”This very short story is expansive, vast, with longing and ideas of possibility.” —R. O. Kwon, contest judge and author of The Incendiaries.
by Dorothy Bendel
Winner of the 2019 Flash Contest
The woman at the grocery store checkout points to my shirt and says oh, Cirque du Soleil…are you a performer? and I say yes, I'm an aerialist. She slants her head. I clarify: You know those people who swoop over the audience on long ribbons—silks, we say—wrapping and unwrapping themselves, twirling, tumbling? That's me.
The woman straightens her head, sucks in air while scanning a meal replacement bar. Cool.
I could tell her I was issued these clothes to man the gift shop that crowds are ushered into when a performance ends. But why tell her the truth, that I sell overpriced glass sculptures of clowns balancing on balls for tourists to bubble wrap alongside the souvenirs they've purchased at Disney World?
Why insist I am not one of those bodies bound and suspended, unfurling for all to see?
I tell the barista I am a trapeze artist when I stop for coffee before hitting I-4. I've had time to think about my imaginary job and this sounds more fitting—a body swinging from place to place, from home to homeless shelter, a body tossed from father to partner, a body hit and thrown. A body always reaching out. A body bruised.
The barista says that's awesome and hands me a coffee, faint scars lined up neatly on her forearm like a barcode. I pretend not to see.
I cross my arms when the man at the gas station notices the writing on my shirt—the script centered across my chest—sweat slithering from his sideburns down his neck. He reminds me of the men waiting in their cars outside the shelter, the men looking for girls aching for someone to take their hands before they fall.
The man pumping gas relaxes his grip, lets the nozzle hang, unhinges his jaw to speak. But I’ve already heard what he might say in the voices of other men. Before he can speak I half-scream I am a performer!

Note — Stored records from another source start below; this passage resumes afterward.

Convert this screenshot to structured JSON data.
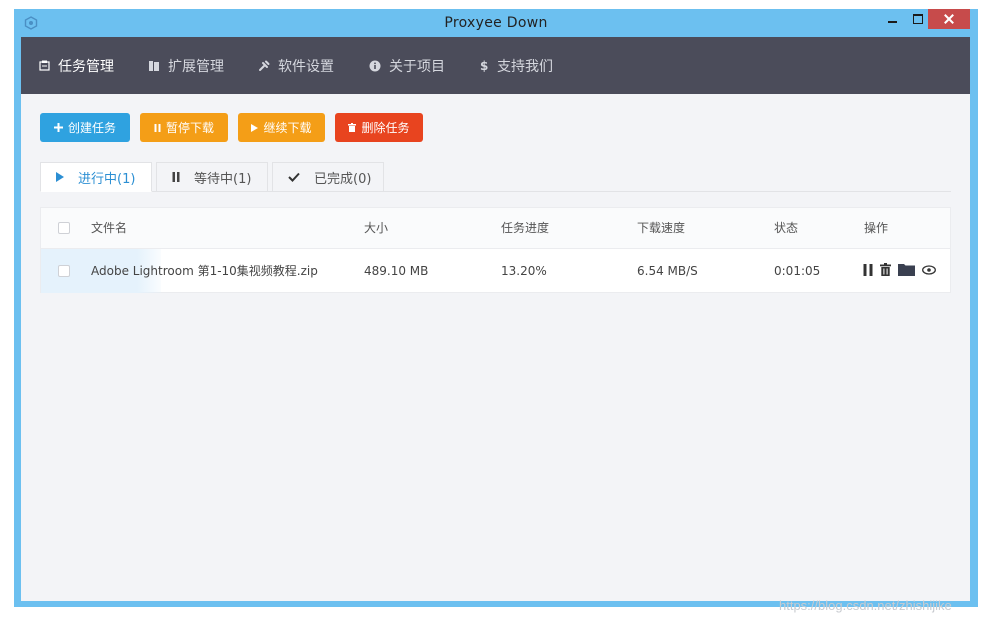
{
  "window": {
    "title": "Proxyee Down"
  },
  "nav": [
    {
      "label": "任务管理",
      "icon": "task-icon"
    },
    {
      "label": "扩展管理",
      "icon": "extension-icon"
    },
    {
      "label": "软件设置",
      "icon": "settings-icon"
    },
    {
      "label": "关于项目",
      "icon": "info-icon"
    },
    {
      "label": "支持我们",
      "icon": "dollar-icon"
    }
  ],
  "actions": {
    "create": "创建任务",
    "pause": "暂停下载",
    "resume": "继续下载",
    "delete": "删除任务"
  },
  "tabs": [
    {
      "label": "进行中(1)",
      "icon": "play-icon"
    },
    {
      "label": "等待中(1)",
      "icon": "pause-icon"
    },
    {
      "label": "已完成(0)",
      "icon": "check-icon"
    }
  ],
  "table": {
    "columns": [
      "文件名",
      "大小",
      "任务进度",
      "下载速度",
      "状态",
      "操作"
    ],
    "rows": [
      {
        "name": "Adobe Lightroom 第1-10集视频教程.zip",
        "size": "489.10 MB",
        "progress": "13.20%",
        "speed": "6.54 MB/S",
        "status": "0:01:05"
      }
    ]
  },
  "watermark": "https://blog.csdn.net/zhishijike",
  "colors": {
    "window_frame": "#6cc0f0",
    "navbar": "#4b4c5a",
    "primary": "#2fa2e0",
    "warning": "#f49e17",
    "danger": "#e8441f",
    "close_button": "#c74b4b"
  }
}
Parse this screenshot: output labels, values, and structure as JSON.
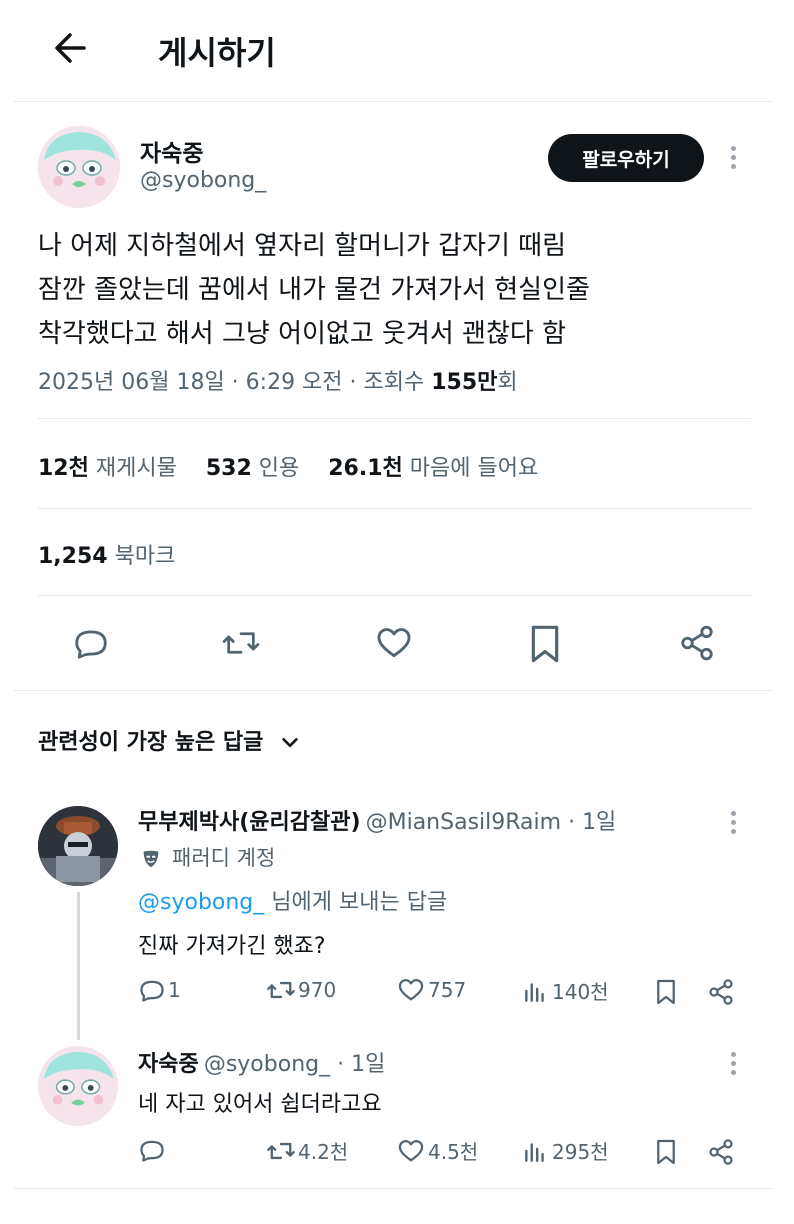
{
  "header": {
    "title": "게시하기"
  },
  "post": {
    "author_name": "자숙중",
    "author_handle": "@syobong_",
    "follow_label": "팔로우하기",
    "text_lines": [
      "나 어제 지하철에서 옆자리 할머니가 갑자기 때림",
      "잠깐 졸았는데 꿈에서 내가 물건 가져가서 현실인줄",
      "착각했다고 해서 그냥 어이없고 웃겨서 괜찮다 함"
    ],
    "meta": {
      "date": "2025년 06월 18일 · 6:29 오전 · 조회수 ",
      "views": "155만",
      "views_suffix": "회"
    },
    "stats": {
      "reposts_num": "12천",
      "reposts_label": "재게시물",
      "quotes_num": "532",
      "quotes_label": "인용",
      "likes_num": "26.1천",
      "likes_label": "마음에 들어요",
      "bookmarks_num": "1,254",
      "bookmarks_label": "북마크"
    }
  },
  "sort": {
    "label": "관련성이 가장 높은 답글"
  },
  "replies": [
    {
      "name": "무부제박사(윤리감찰관)",
      "handle_time": "@MianSasil9Raim · 1일",
      "badge": "패러디 계정",
      "reply_to_handle": "@syobong_",
      "reply_to_suffix": " 님에게 보내는 답글",
      "text": "진짜 가져가긴 했죠?",
      "actions": {
        "replies": "1",
        "reposts": "970",
        "likes": "757",
        "views": "140천"
      }
    },
    {
      "name": "자숙중",
      "handle_time": "@syobong_ · 1일",
      "text": "네 자고 있어서 쉽더라고요",
      "actions": {
        "replies": "",
        "reposts": "4.2천",
        "likes": "4.5천",
        "views": "295천"
      }
    }
  ],
  "icons": [
    "back-arrow-icon",
    "more-icon",
    "reply-icon",
    "repost-icon",
    "like-icon",
    "bookmark-icon",
    "share-icon",
    "chevron-down-icon",
    "parody-mask-icon",
    "views-icon"
  ]
}
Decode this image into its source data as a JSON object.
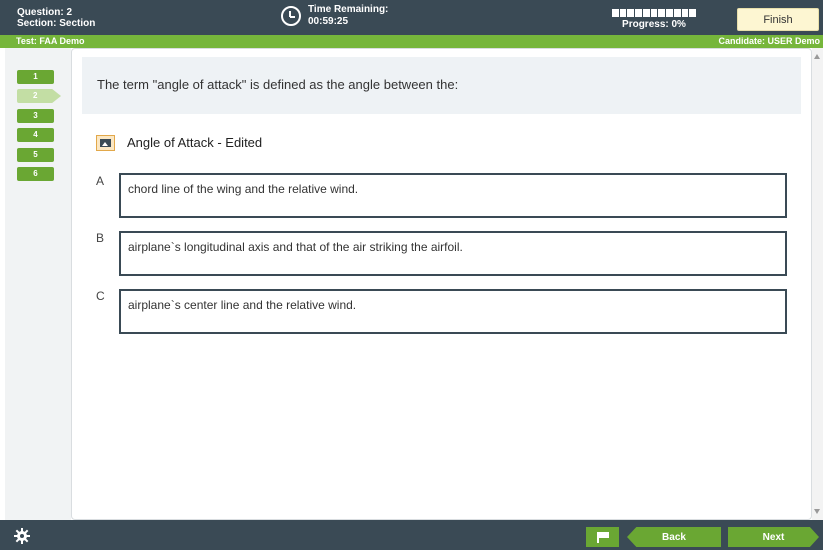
{
  "header": {
    "question_label": "Question: 2",
    "section_label": "Section: Section",
    "time_label": "Time Remaining:",
    "time_value": "00:59:25",
    "progress_label": "Progress: 0%",
    "progress_fraction": 0,
    "finish_label": "Finish"
  },
  "info_bar": {
    "test": "Test: FAA Demo",
    "candidate": "Candidate: USER Demo"
  },
  "nav": {
    "items": [
      "1",
      "2",
      "3",
      "4",
      "5",
      "6"
    ],
    "current": "2"
  },
  "question": {
    "text": "The term \"angle of attack\" is defined as the angle between the:",
    "image_label": "Angle of Attack - Edited",
    "options": [
      {
        "letter": "A",
        "text": "chord line of the wing and the relative wind."
      },
      {
        "letter": "B",
        "text": "airplane`s longitudinal axis and that of the air striking the airfoil."
      },
      {
        "letter": "C",
        "text": "airplane`s center line and the relative wind."
      }
    ]
  },
  "footer": {
    "back_label": "Back",
    "next_label": "Next",
    "icons": [
      "gear-icon",
      "flag-icon"
    ]
  },
  "colors": {
    "dark": "#3a4a55",
    "green": "#76b63b",
    "finish_bg": "#fdf6d2"
  }
}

The next day at work I refer to the show as a circus and my boss nearly asphyxiates. It is an artistic exhibition. I consider saying but “cirque” means… I cut open a box instead. He leaves and the gift shop empties. Bursts of music rattle from the theater. I sneak in and watch scenes from a show I cannot afford to see in its entirety: young girls who've been flown over vast bodies of water to jump, flip, and balance on each other so spectators can ooh and ahh and use words like exotic to describe the experience to their friends.
One girl leans forward so the next can climb on her back, and then another—the last spinning a diabolo, her hair glittering in heavy lights from above. These girls force smiles at the people watching. I think they might collapse and my body tenses, but they don’t break apart. They’ve played these roles a thousand times before. The girl on top bends backward and flips away like it is nothing. I can feel my body moving with her, my spine lengthening, the shiver of release as she lands and lifts her arms into a V.
Published September 15th, 2019
Natalie White is a provocative and progressive feminist artist, best known for her self-portrait work in giant polaroid photography and her contributions as a “muse” to the work of many of today’s art and fashion luminaries, such as George Condo, Olivier Zahm, Will Cotton, Spencer Tunick, and Sean Lennon. “Feminist by nature, riot by habit”, Natalie White is a leader in advocating for female empowerment and self-affirmation through art. White first gained attention internationally as a young model. She is notably the first American ever to be featured in French Playboy. Reclaiming the objectification of her body as her own art in 2013 at Who Shot Natalie White, a retrospective from twenty five artists for whom she had been a muse, White debuted herself as a solo artist. She also has performed at the Art Basel Miami Women in Art benefit in collaboration with the Brooklyn Museum’s Elizabeth Sackler Center.